Each month Bayline Studios focuses on a specific photographic subject, based on questions from our clients, students and Facebook Fans.

I am always hearing folks talk about how they can’t wait to get that new camera, because it will make their photos soooo much better. Sorry to burst your bubble, but that is really not the case. Digital cameras these days, are pretty darn good at what they do. However you will still have to do a lot of the work to get decent images. It is learning to use the camera correctly, and within its tolerances, that makes for better photos.

One of the best things that you can do to improve your photos, is to take some basic instruction. Hint, Hint, call us, and get your self some good quality “Glass” as we call it in the business. A good quality lens will improve sharpness, contrasts, chromatic aberration ( more on that later ) and overall picture quality. Provide of course that you know how to use it.

Most cameras come with a “Kit” lens as part of a bundle. Although they are OK, they are not great and not very high quality. More expensive and pro model cameras tend to come with the body only, as pro’s are pretty picky about what? “Glass”! See you are getting it!

The kit lenses usually are not a fixed  2.8 or 4.0, etc. They are usually a variable 3.5-5.6 ( more on what this means later ) They also tend to have a large zoom ratio which also affects optical quality.

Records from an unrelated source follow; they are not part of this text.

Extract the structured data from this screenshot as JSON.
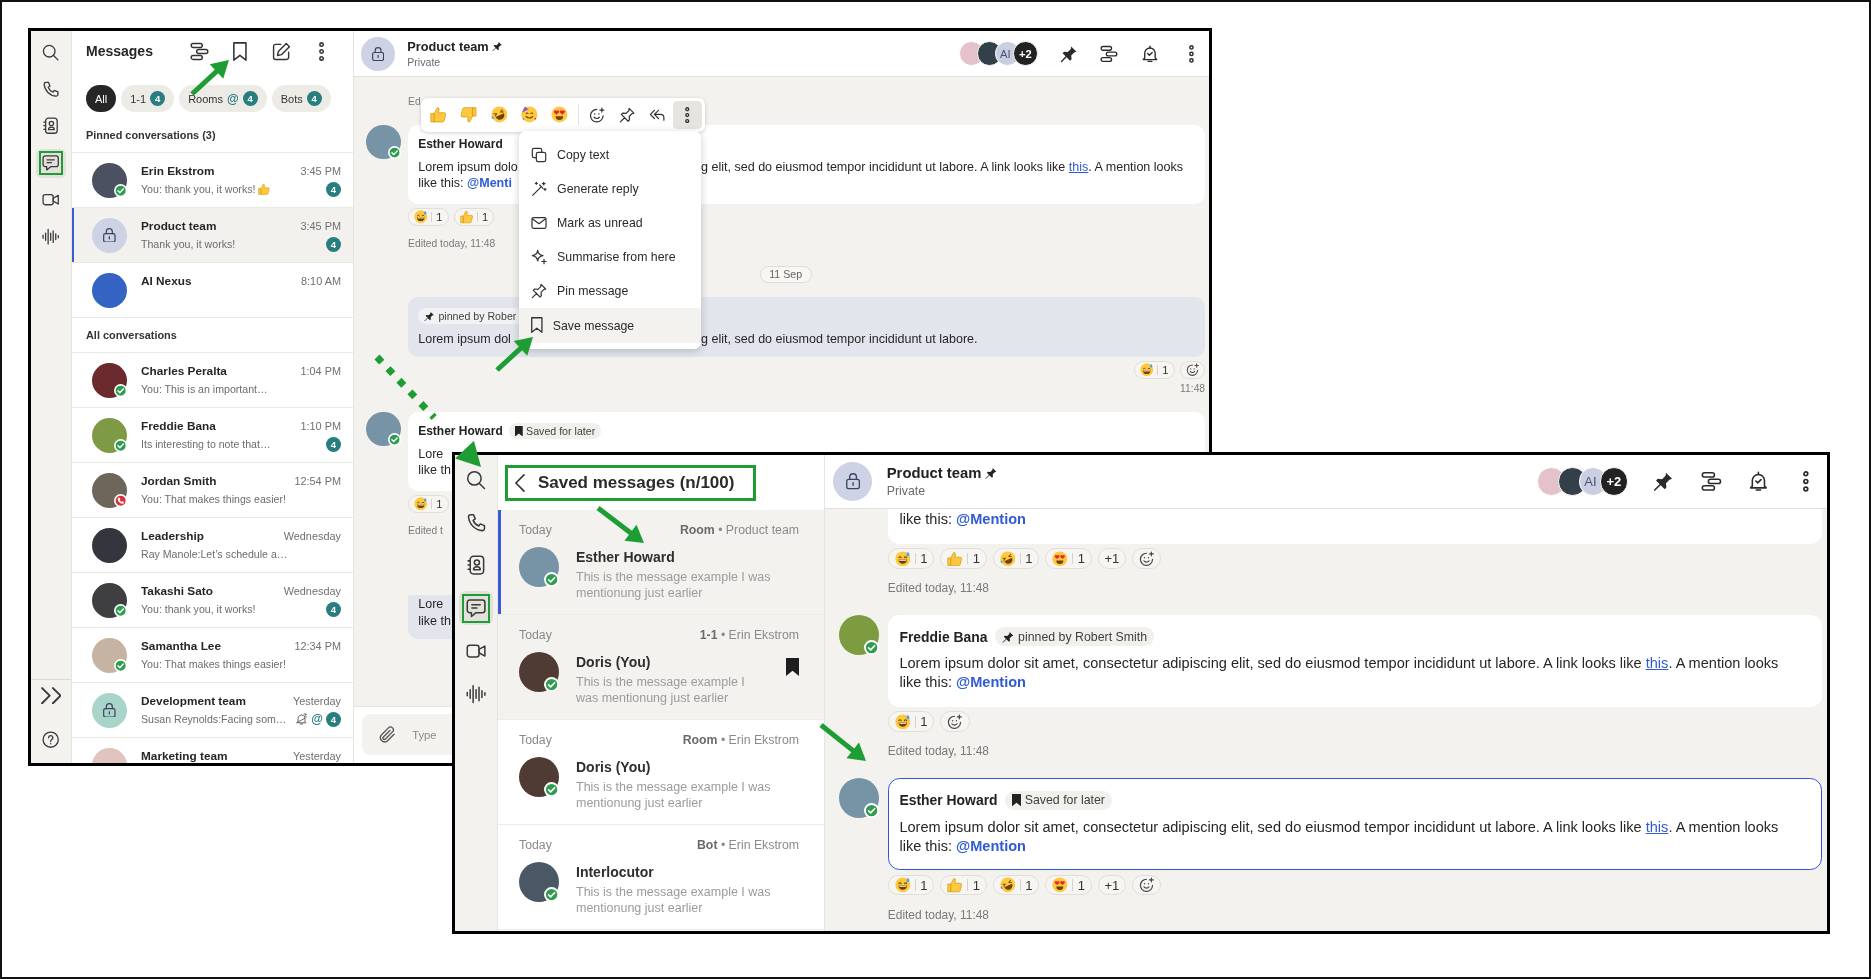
{
  "back_window": {
    "rail": {
      "top": [
        {
          "kind": "search",
          "selected": false,
          "callout": false
        },
        {
          "kind": "calls",
          "selected": false,
          "callout": false
        },
        {
          "kind": "contacts",
          "selected": false,
          "callout": false
        },
        {
          "kind": "chat",
          "selected": true,
          "callout": true
        },
        {
          "kind": "video",
          "selected": false,
          "callout": false
        },
        {
          "kind": "voice",
          "selected": false,
          "callout": false
        }
      ],
      "bottom": [
        {
          "kind": "expand"
        },
        {
          "kind": "help"
        }
      ]
    },
    "panel": {
      "kind": "conversations",
      "title": "Messages",
      "actions": [
        {
          "kind": "threads"
        },
        {
          "kind": "bookmark"
        },
        {
          "kind": "compose"
        },
        {
          "kind": "more"
        }
      ],
      "filters": [
        {
          "label": "All",
          "selected": true
        },
        {
          "label": "1-1",
          "count": "4",
          "selected": false
        },
        {
          "label": "Rooms",
          "mention": "@",
          "count": "4",
          "selected": false
        },
        {
          "label": "Bots",
          "count": "4",
          "selected": false
        }
      ],
      "sections": [
        {
          "title": "Pinned conversations (3)",
          "rows": [
            {
              "name": "Erin Ekstrom",
              "time": "3:45 PM",
              "preview": "You: thank you, it works!",
              "preview_emoji": {
                "kind": "thumbsup"
              },
              "unread": "4",
              "snoozed": false,
              "avatar": {
                "kind": "photo",
                "color": "#4b5160",
                "presence": {
                  "kind": "available"
                }
              },
              "selected": false
            },
            {
              "name": "Product team",
              "time": "3:45 PM",
              "preview": "Thank you, it works!",
              "unread": "4",
              "snoozed": false,
              "avatar": {
                "kind": "lock",
                "color": "#cdd2e4"
              },
              "selected": true
            },
            {
              "name": "AI Nexus",
              "time": "8:10 AM",
              "snoozed": false,
              "avatar": {
                "kind": "photo",
                "color": "#3563c4"
              },
              "selected": false
            }
          ]
        },
        {
          "title": "All conversations",
          "rows": [
            {
              "name": "Charles Peralta",
              "time": "1:04 PM",
              "preview": "You: This is an important…",
              "snoozed": false,
              "avatar": {
                "kind": "photo",
                "color": "#6a2a2e",
                "presence": {
                  "kind": "available"
                }
              },
              "selected": false
            },
            {
              "name": "Freddie Bana",
              "time": "1:10 PM",
              "preview": "Its interesting to note that…",
              "unread": "4",
              "snoozed": false,
              "avatar": {
                "kind": "photo",
                "color": "#7f9a45",
                "presence": {
                  "kind": "available"
                }
              },
              "selected": false
            },
            {
              "name": "Jordan Smith",
              "time": "12:54 PM",
              "preview": "You: That makes things easier!",
              "snoozed": false,
              "avatar": {
                "kind": "photo",
                "color": "#6e6658",
                "presence": {
                  "kind": "in-call"
                }
              },
              "selected": false
            },
            {
              "name": "Leadership",
              "time": "Wednesday",
              "preview": "Ray Manole:Let’s schedule a…",
              "snoozed": false,
              "avatar": {
                "kind": "photo",
                "color": "#35363d"
              },
              "selected": false
            },
            {
              "name": "Takashi Sato",
              "time": "Wednesday",
              "preview": "You: thank you, it works!",
              "unread": "4",
              "snoozed": false,
              "avatar": {
                "kind": "photo",
                "color": "#3f3f42",
                "presence": {
                  "kind": "available"
                }
              },
              "selected": false
            },
            {
              "name": "Samantha Lee",
              "time": "12:34 PM",
              "preview": "You: That makes things easier!",
              "snoozed": false,
              "avatar": {
                "kind": "photo",
                "color": "#c7b3a1",
                "presence": {
                  "kind": "available"
                }
              },
              "selected": false
            },
            {
              "name": "Development team",
              "time": "Yesterday",
              "preview": "Susan Reynolds:Facing som…",
              "snoozed": true,
              "mention": "@",
              "unread": "4",
              "avatar": {
                "kind": "lock",
                "color": "#a8d4ca"
              },
              "selected": false
            },
            {
              "name": "Marketing team",
              "time": "Yesterday",
              "snoozed": false,
              "avatar": {
                "kind": "photo",
                "color": "#e2c4bf"
              },
              "selected": false
            }
          ]
        }
      ]
    },
    "chat": {
      "avatar": {
        "kind": "lock",
        "color": "#cdd2e4"
      },
      "title": "Product team",
      "pinned": true,
      "subtitle": "Private",
      "members": [
        {
          "kind": "photo",
          "color": "#e3c3c9"
        },
        {
          "kind": "photo",
          "color": "#33404a"
        },
        {
          "kind": "initials",
          "label": "AI"
        },
        {
          "kind": "overflow",
          "label": "+2"
        }
      ],
      "actions": [
        {
          "kind": "pin"
        },
        {
          "kind": "threads"
        },
        {
          "kind": "bell"
        },
        {
          "kind": "more"
        }
      ],
      "messages": [
        {
          "kind": "note",
          "text": "Ed"
        },
        {
          "kind": "incoming",
          "author": "Esther Howard",
          "avatar": {
            "kind": "photo",
            "color": "#7793a6",
            "presence": {
              "kind": "available"
            }
          },
          "highlighted": false,
          "body_left": [
            [
              {
                "kind": "text",
                "text": "Lorem ipsum dolo"
              }
            ],
            [
              {
                "kind": "text",
                "text": "like this: "
              },
              {
                "kind": "mention",
                "text": "@Menti"
              }
            ]
          ],
          "body_right": [
            [
              {
                "kind": "text",
                "text": "g elit, sed do eiusmod tempor incididunt ut labore. A link looks like "
              },
              {
                "kind": "link",
                "text": "this"
              },
              {
                "kind": "text",
                "text": ". A mention looks"
              }
            ]
          ],
          "reactions": [
            {
              "kind": "sweat",
              "count": "1"
            },
            {
              "kind": "thumbsup",
              "count": "1"
            }
          ],
          "footer": "Edited today, 11:48",
          "toolbar": {
            "emojis": [
              {
                "kind": "thumbsup"
              },
              {
                "kind": "thumbsdown"
              },
              {
                "kind": "rofl"
              },
              {
                "kind": "party"
              },
              {
                "kind": "hearteyes"
              }
            ],
            "actions": [
              {
                "kind": "react",
                "active": false
              },
              {
                "kind": "pin",
                "active": false
              },
              {
                "kind": "reply-all",
                "active": false
              },
              {
                "kind": "more",
                "active": true
              }
            ]
          },
          "menu": [
            {
              "kind": "copy",
              "label": "Copy text",
              "hovered": false
            },
            {
              "kind": "wand",
              "label": "Generate reply",
              "hovered": false
            },
            {
              "kind": "mail",
              "label": "Mark as unread",
              "hovered": false
            },
            {
              "kind": "sparkle",
              "label": "Summarise from here",
              "hovered": false
            },
            {
              "kind": "pin",
              "label": "Pin message",
              "hovered": false
            },
            {
              "kind": "bookmark",
              "label": "Save message",
              "hovered": true
            }
          ]
        },
        {
          "kind": "date",
          "text": "11 Sep"
        },
        {
          "kind": "own",
          "tag": {
            "kind": "pinned",
            "label": "pinned by Rober"
          },
          "body_left": [
            [
              {
                "kind": "text",
                "text": "Lorem ipsum dol"
              }
            ]
          ],
          "body_right": [
            [
              {
                "kind": "text",
                "text": "g elit, sed do eiusmod tempor incididunt ut labore."
              }
            ]
          ],
          "reactions": [
            {
              "kind": "sweat",
              "count": "1"
            },
            {
              "kind": "add"
            }
          ],
          "footer": "11:48"
        },
        {
          "kind": "incoming",
          "author": "Esther Howard",
          "avatar": {
            "kind": "photo",
            "color": "#7793a6",
            "presence": {
              "kind": "available"
            }
          },
          "highlighted": false,
          "tag": {
            "kind": "saved",
            "label": "Saved for later"
          },
          "body_left": [
            [
              {
                "kind": "text",
                "text": "Lore"
              }
            ],
            [
              {
                "kind": "text",
                "text": "like th"
              }
            ]
          ],
          "reactions": [
            {
              "kind": "sweat",
              "count": "1"
            }
          ],
          "footer": "Edited t"
        },
        {
          "kind": "own",
          "body_left": [
            [
              {
                "kind": "text",
                "text": "Lore"
              }
            ],
            [
              {
                "kind": "text",
                "text": "like th"
              }
            ]
          ]
        }
      ],
      "compose": {
        "placeholder": "Type"
      }
    }
  },
  "front_window": {
    "rail": {
      "top": [
        {
          "kind": "search",
          "selected": false,
          "callout": false
        },
        {
          "kind": "calls",
          "selected": false,
          "callout": false
        },
        {
          "kind": "contacts",
          "selected": false,
          "callout": false
        },
        {
          "kind": "chat",
          "selected": true,
          "callout": true
        },
        {
          "kind": "video",
          "selected": false,
          "callout": false
        },
        {
          "kind": "voice",
          "selected": false,
          "callout": false
        }
      ]
    },
    "panel": {
      "kind": "saved",
      "title": "Saved messages (n/100)",
      "callout": true,
      "items": [
        {
          "date": "Today",
          "source": "**Room** • Product team",
          "name": "Esther Howard",
          "preview": "This is the message example I was mentionung just earlier",
          "avatar": {
            "kind": "photo",
            "color": "#7793a6",
            "presence": {
              "kind": "available"
            }
          },
          "selected": true,
          "hovered": false
        },
        {
          "date": "Today",
          "source": "**1-1** • Erin Ekstrom",
          "name": "Doris (You)",
          "preview": "This is the message example I was mentionung just earlier",
          "avatar": {
            "kind": "photo",
            "color": "#4f3b33",
            "presence": {
              "kind": "available"
            }
          },
          "selected": false,
          "hovered": true
        },
        {
          "date": "Today",
          "source": "**Room** • Erin Ekstrom",
          "name": "Doris (You)",
          "preview": "This is the message example I was mentionung just earlier",
          "avatar": {
            "kind": "photo",
            "color": "#4f3b33",
            "presence": {
              "kind": "available"
            }
          },
          "selected": false,
          "hovered": false
        },
        {
          "date": "Today",
          "source": "**Bot** • Erin Ekstrom",
          "name": "Interlocutor",
          "preview": "This is the message example I was mentionung just earlier",
          "avatar": {
            "kind": "photo",
            "color": "#4a5866",
            "presence": {
              "kind": "available"
            }
          },
          "selected": false,
          "hovered": false
        }
      ]
    },
    "chat": {
      "avatar": {
        "kind": "lock",
        "color": "#cdd2e4"
      },
      "title": "Product team",
      "pinned": true,
      "subtitle": "Private",
      "members": [
        {
          "kind": "photo",
          "color": "#e3c3c9"
        },
        {
          "kind": "photo",
          "color": "#33404a"
        },
        {
          "kind": "initials",
          "label": "AI"
        },
        {
          "kind": "overflow",
          "label": "+2"
        }
      ],
      "actions": [
        {
          "kind": "pin"
        },
        {
          "kind": "threads"
        },
        {
          "kind": "bell"
        },
        {
          "kind": "more"
        }
      ],
      "messages": [
        {
          "kind": "incoming",
          "highlighted": false,
          "body": [
            {
              "kind": "text",
              "text": "like this: "
            },
            {
              "kind": "mention",
              "text": "@Mention"
            }
          ],
          "reactions": [
            {
              "kind": "sweat",
              "count": "1"
            },
            {
              "kind": "thumbsup",
              "count": "1"
            },
            {
              "kind": "rofl",
              "count": "1"
            },
            {
              "kind": "hearteyes",
              "count": "1"
            },
            {
              "kind": "more",
              "label": "+1"
            },
            {
              "kind": "add"
            }
          ],
          "footer": "Edited today, 11:48"
        },
        {
          "kind": "incoming",
          "author": "Freddie Bana",
          "avatar": {
            "kind": "photo",
            "color": "#7c9c3f",
            "presence": {
              "kind": "available"
            }
          },
          "highlighted": false,
          "tag": {
            "kind": "pinned",
            "label": "pinned by Robert Smith"
          },
          "body": [
            {
              "kind": "text",
              "text": "Lorem ipsum dolor sit amet, consectetur adipiscing elit, sed do eiusmod tempor incididunt ut labore. A link looks like "
            },
            {
              "kind": "link",
              "text": "this"
            },
            {
              "kind": "text",
              "text": ". A mention looks like this: "
            },
            {
              "kind": "mention",
              "text": "@Mention"
            }
          ],
          "reactions": [
            {
              "kind": "sweat",
              "count": "1"
            },
            {
              "kind": "add"
            }
          ],
          "footer": "Edited today, 11:48"
        },
        {
          "kind": "incoming",
          "author": "Esther Howard",
          "avatar": {
            "kind": "photo",
            "color": "#7793a6",
            "presence": {
              "kind": "available"
            }
          },
          "highlighted": true,
          "tag": {
            "kind": "saved",
            "label": "Saved for later"
          },
          "body": [
            {
              "kind": "text",
              "text": "Lorem ipsum dolor sit amet, consectetur adipiscing elit, sed do eiusmod tempor incididunt ut labore. A link looks like "
            },
            {
              "kind": "link",
              "text": "this"
            },
            {
              "kind": "text",
              "text": ". A mention looks like this: "
            },
            {
              "kind": "mention",
              "text": "@Mention"
            }
          ],
          "reactions": [
            {
              "kind": "sweat",
              "count": "1"
            },
            {
              "kind": "thumbsup",
              "count": "1"
            },
            {
              "kind": "rofl",
              "count": "1"
            },
            {
              "kind": "hearteyes",
              "count": "1"
            },
            {
              "kind": "more",
              "label": "+1"
            },
            {
              "kind": "add"
            }
          ],
          "footer": "Edited today, 11:48"
        }
      ]
    }
  },
  "annotations": [
    {
      "kind": "arrow"
    },
    {
      "kind": "arrow"
    },
    {
      "kind": "dotted-arrow"
    },
    {
      "kind": "arrow"
    },
    {
      "kind": "arrow"
    }
  ]
}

Most folks want an all purpose walk around lens. One they can shoot wide angle, medium zoom, and close up. There are some great ones out there and fairly affordable. One thing to remember though. Most consumer cameras have a 1.6 crop factor. Meaning that your image is already cropped by 1.6. So say that you have a 10mm lens, to get the true mm, you have to  X it by 1.6. Hence a 10mm lens on a crop sensor camera will become a 16mm lens. This comes in handy when shooting far away subjects, as it will give you an extra oomph in focal length. A 200mm lens X 1.6 now becomes a 320 mm lens. On full frame camera, this equation does not apply.

More on lenses tomorrow. We will be discussing wide angle lenses and their uses.